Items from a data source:
========================================================================

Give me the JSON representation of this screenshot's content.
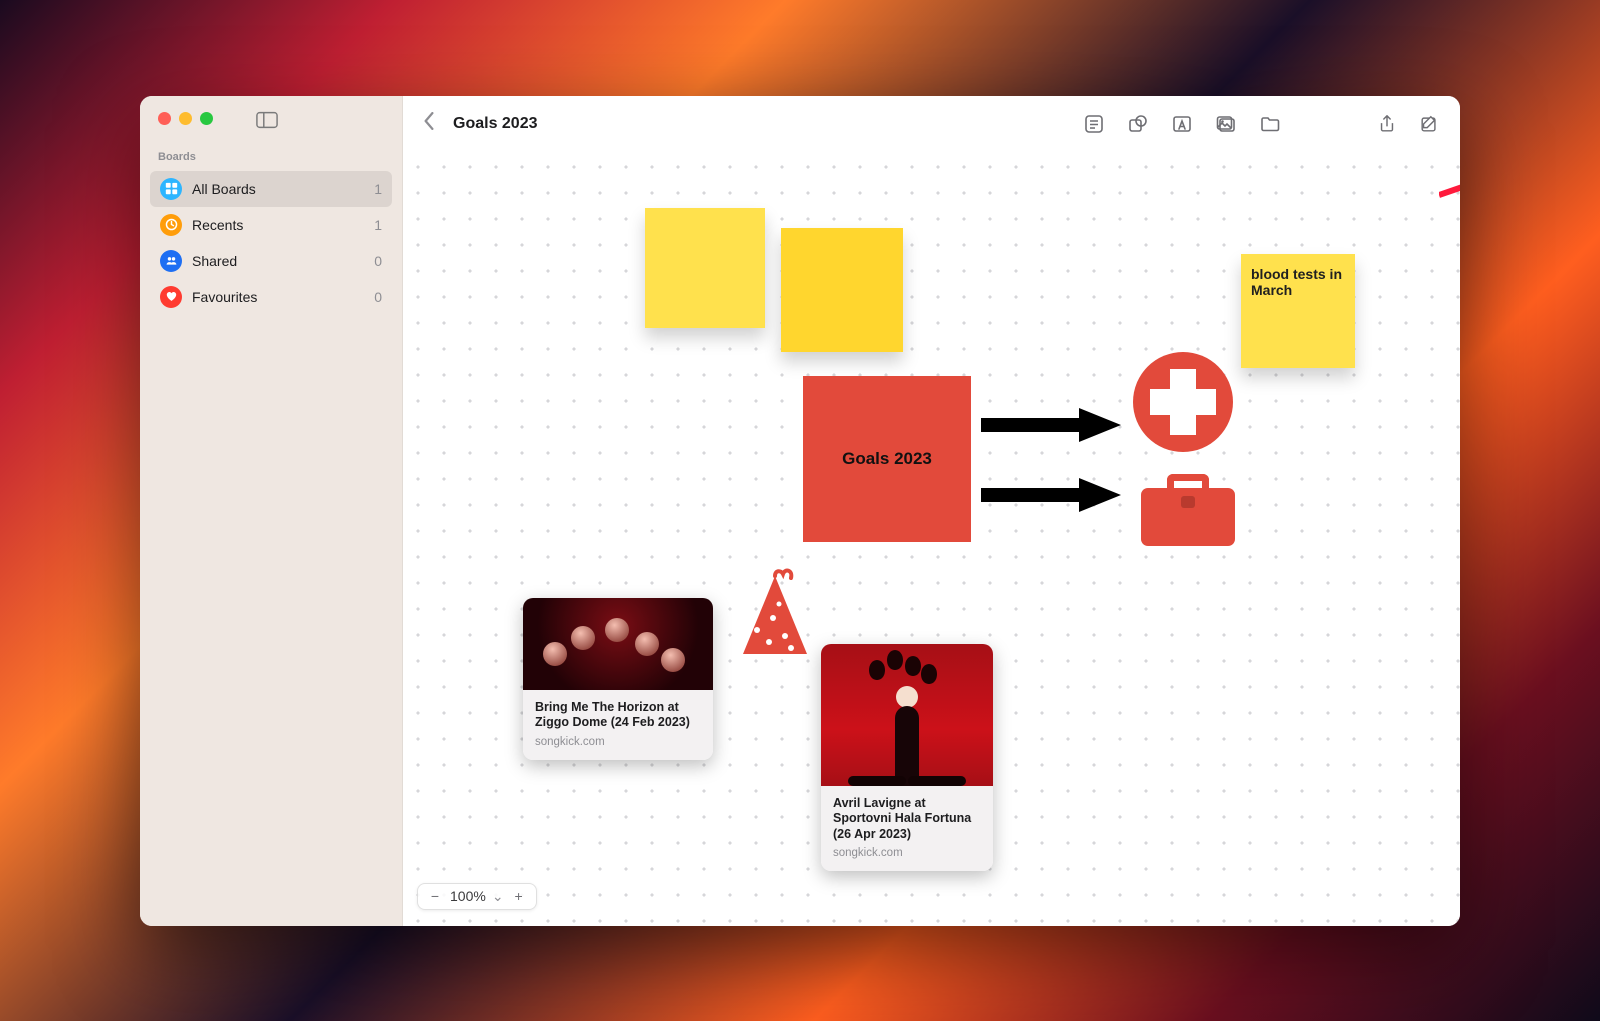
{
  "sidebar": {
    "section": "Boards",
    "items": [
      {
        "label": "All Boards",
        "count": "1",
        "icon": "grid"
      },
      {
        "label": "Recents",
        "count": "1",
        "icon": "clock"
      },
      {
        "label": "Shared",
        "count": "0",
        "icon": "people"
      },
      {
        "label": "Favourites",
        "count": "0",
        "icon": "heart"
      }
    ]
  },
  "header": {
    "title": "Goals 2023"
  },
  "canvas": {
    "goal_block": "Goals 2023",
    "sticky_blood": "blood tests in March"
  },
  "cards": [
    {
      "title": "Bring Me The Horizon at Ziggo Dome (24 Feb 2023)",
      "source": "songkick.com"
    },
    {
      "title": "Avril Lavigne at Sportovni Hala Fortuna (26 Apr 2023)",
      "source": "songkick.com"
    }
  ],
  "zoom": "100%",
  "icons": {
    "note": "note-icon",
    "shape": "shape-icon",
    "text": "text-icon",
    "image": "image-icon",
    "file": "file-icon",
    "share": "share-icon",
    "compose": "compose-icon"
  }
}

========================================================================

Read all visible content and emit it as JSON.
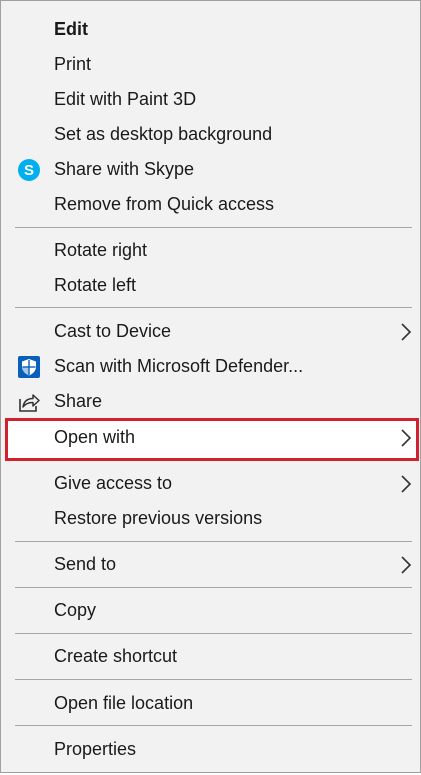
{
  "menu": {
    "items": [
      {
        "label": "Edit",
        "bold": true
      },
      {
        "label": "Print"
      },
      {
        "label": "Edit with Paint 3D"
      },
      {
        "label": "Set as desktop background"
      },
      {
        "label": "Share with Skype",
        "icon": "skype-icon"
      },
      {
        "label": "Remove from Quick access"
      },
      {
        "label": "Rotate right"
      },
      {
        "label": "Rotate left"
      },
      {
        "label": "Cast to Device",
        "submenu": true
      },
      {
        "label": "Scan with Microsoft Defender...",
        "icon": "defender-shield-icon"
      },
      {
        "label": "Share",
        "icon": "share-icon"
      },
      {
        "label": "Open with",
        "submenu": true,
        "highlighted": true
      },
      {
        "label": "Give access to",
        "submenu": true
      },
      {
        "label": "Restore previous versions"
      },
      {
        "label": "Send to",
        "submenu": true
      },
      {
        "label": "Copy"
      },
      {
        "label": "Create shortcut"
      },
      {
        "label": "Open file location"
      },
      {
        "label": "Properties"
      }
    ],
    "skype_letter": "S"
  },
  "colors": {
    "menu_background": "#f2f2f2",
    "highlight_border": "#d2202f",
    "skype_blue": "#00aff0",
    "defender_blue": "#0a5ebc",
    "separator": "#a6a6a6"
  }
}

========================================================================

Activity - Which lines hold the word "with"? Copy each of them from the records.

Solution -
        "label": "Edit with Paint 3D"
        "label": "Share with Skype",
        "label": "Scan with Microsoft Defender...",
        "label": "Open with",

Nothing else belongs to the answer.